DESCRIPTION (provided by applicant): PROJECT SUMMARY/ABSTRACT Proper localization of RNA is critical for proper RNA function, downstream protein localization, cell function, organism development, and organism health. Of particular interest, proper sequestration of RNA into ribonucleoprotein (RNP) granules helps cells respond efficiently to stress, while persistent RNA localization to RNP granules may serve as nucleation points for proteins implicated in ALS, Alzheimer’s, and dementia. During stress, stress granules (SGs) sequester RNA from translational machinery while processing bodies (PBs) degrade RNA. SGs and PBs dock, or interact, in certain stress conditions and one stressor has been shown to promote transfer of mRNA between the two RNP granules. SG-PB docking and mRNA transfer is hypothesized to function as an additional regulatory measure during stress. mRNA transfer is hypothesized to be facilitated by specific interactions with two RNA-binding proteins, TTP and CPEB1. However, both hypotheses remain largely untested. In order to identify RNA localization in healthy or stressed and disease states, scientists use RNA- imaging tools. Tools that allow us to see single molecules of RNA in live cells are of particular value since biology is incredibly heterogenous and responds to stimuli in real time. The tool historically used to monitor mRNA dynamics in RNP granules uses many fluorescent proteins to visualize RNA. Since RNP granules form largely by nonspecific interactions between proteins and RNAs, this tool may compromise some of our conclusions about the resultant data. A tool that uses small molecule fluors to visualize RNA may be better suited to investigate this question. Riboglow was developed as a collaboration between my lab, a fluorescent tool lab, and an RNA-biology lab. Riboglow is a live-cell RNA-imaging tool that is comprised of two main parts: an RNA aptamer that is appended to an RNA of interest and a small-molecule fluorescent probe. Riboglow outperformed the gold-standard tool at detecting mRNA recruitment to stress granules and preliminary data shows that Riboglow can achieve single-molecule detection of mRNA in live cells. However, Riboglow remains a new tool.

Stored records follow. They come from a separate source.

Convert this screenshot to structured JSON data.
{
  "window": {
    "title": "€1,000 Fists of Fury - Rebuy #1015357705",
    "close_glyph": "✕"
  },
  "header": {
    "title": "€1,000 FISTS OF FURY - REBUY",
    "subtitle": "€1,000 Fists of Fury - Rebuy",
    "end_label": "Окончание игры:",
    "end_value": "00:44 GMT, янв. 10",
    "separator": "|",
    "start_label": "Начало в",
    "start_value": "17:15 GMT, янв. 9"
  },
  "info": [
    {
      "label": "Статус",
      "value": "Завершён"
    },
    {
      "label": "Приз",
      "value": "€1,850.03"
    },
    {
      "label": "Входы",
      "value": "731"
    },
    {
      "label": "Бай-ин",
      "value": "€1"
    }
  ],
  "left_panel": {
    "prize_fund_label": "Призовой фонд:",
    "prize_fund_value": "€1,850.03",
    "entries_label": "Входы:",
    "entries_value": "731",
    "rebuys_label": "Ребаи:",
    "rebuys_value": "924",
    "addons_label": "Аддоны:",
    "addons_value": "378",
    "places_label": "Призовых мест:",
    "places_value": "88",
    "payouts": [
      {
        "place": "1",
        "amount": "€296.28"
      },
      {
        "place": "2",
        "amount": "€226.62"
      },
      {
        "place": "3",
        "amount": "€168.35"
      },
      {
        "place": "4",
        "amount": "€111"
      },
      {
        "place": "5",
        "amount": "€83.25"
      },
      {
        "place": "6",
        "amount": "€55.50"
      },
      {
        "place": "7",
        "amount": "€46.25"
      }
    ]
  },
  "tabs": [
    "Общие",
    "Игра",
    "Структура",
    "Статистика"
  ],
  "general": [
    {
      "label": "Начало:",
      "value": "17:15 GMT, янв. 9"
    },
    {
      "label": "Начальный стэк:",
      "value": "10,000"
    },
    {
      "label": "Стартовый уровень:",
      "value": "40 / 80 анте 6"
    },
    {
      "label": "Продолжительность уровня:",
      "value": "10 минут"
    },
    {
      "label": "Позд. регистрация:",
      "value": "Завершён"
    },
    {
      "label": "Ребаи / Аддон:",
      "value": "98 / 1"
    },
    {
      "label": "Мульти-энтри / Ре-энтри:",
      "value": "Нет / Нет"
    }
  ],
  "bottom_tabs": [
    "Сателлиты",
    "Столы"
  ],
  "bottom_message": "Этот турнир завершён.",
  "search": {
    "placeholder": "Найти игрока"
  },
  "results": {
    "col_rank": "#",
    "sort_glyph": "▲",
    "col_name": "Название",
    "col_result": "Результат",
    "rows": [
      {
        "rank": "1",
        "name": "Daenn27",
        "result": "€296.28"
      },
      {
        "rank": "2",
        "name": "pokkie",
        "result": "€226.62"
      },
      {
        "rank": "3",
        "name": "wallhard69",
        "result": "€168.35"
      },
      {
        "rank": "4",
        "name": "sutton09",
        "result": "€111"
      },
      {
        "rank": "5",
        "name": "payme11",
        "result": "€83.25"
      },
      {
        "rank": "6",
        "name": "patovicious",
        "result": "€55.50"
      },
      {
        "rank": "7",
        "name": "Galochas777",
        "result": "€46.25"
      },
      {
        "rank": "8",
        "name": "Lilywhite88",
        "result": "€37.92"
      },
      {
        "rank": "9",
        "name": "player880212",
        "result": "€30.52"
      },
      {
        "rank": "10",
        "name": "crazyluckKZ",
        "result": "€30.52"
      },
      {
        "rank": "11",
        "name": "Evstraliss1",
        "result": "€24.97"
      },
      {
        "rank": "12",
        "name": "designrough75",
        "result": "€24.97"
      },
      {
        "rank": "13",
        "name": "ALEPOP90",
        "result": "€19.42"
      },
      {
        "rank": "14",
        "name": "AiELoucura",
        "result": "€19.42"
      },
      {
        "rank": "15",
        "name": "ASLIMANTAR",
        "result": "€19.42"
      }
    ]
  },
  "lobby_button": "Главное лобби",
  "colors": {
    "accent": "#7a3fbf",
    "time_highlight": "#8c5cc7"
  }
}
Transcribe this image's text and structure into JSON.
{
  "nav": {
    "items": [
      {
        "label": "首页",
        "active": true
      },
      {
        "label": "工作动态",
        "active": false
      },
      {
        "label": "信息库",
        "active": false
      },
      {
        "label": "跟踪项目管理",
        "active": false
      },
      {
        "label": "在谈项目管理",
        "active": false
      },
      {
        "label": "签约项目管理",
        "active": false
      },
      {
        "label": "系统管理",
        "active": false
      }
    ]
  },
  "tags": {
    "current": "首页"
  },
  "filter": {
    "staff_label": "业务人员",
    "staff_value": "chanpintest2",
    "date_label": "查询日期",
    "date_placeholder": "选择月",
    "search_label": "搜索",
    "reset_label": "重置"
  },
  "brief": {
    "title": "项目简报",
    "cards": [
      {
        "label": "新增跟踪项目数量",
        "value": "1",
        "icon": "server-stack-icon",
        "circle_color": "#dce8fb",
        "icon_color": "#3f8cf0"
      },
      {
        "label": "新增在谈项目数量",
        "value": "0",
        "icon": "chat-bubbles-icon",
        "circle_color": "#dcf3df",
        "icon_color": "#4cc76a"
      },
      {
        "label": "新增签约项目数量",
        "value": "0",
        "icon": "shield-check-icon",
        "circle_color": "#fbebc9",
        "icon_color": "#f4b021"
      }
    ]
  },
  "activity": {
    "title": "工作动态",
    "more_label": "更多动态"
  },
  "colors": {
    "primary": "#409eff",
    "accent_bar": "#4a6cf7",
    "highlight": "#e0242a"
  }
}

In this proposal, I will 1) optimize and characterize Riboglow for single-molecule detection in live cells, 2) quantify any effects that tagging an RNA with Riboglow has on basic RNA biology, 3) use Riboglow to establish a list of stressors that cause SG-PB docking and mRNA transfer, and 4) evaluate the hypothesis that mRNA transfer is facilitated by specific interactions with TTP and CPEB1. My research will benefit science by expanding the single- molecule live-cell RNA-imaging toolbox for RNA biologists and by yielding foundational knowledge for the RNP field. This will facilitate further studies on RNA localization in response to stimuli and the potential relationship between neurodegenerative diseases and environmental stressors. This fellowship will provide me with advanced training in biochemical tool development and optimization, quantitative fluorescence microscopy for biological studies, and data science for image analysis. This interdisciplinary set of skills will position me to achieve my career goals and positively impact the biomedical field.
Science Code(s)/Area of Science(s) Primary: 10 - Epigenetics
Secondary: 03 - Carcinogenesis/Cell Transformation
Publications No publications associated with this grant
Program Officer Frederick Tyson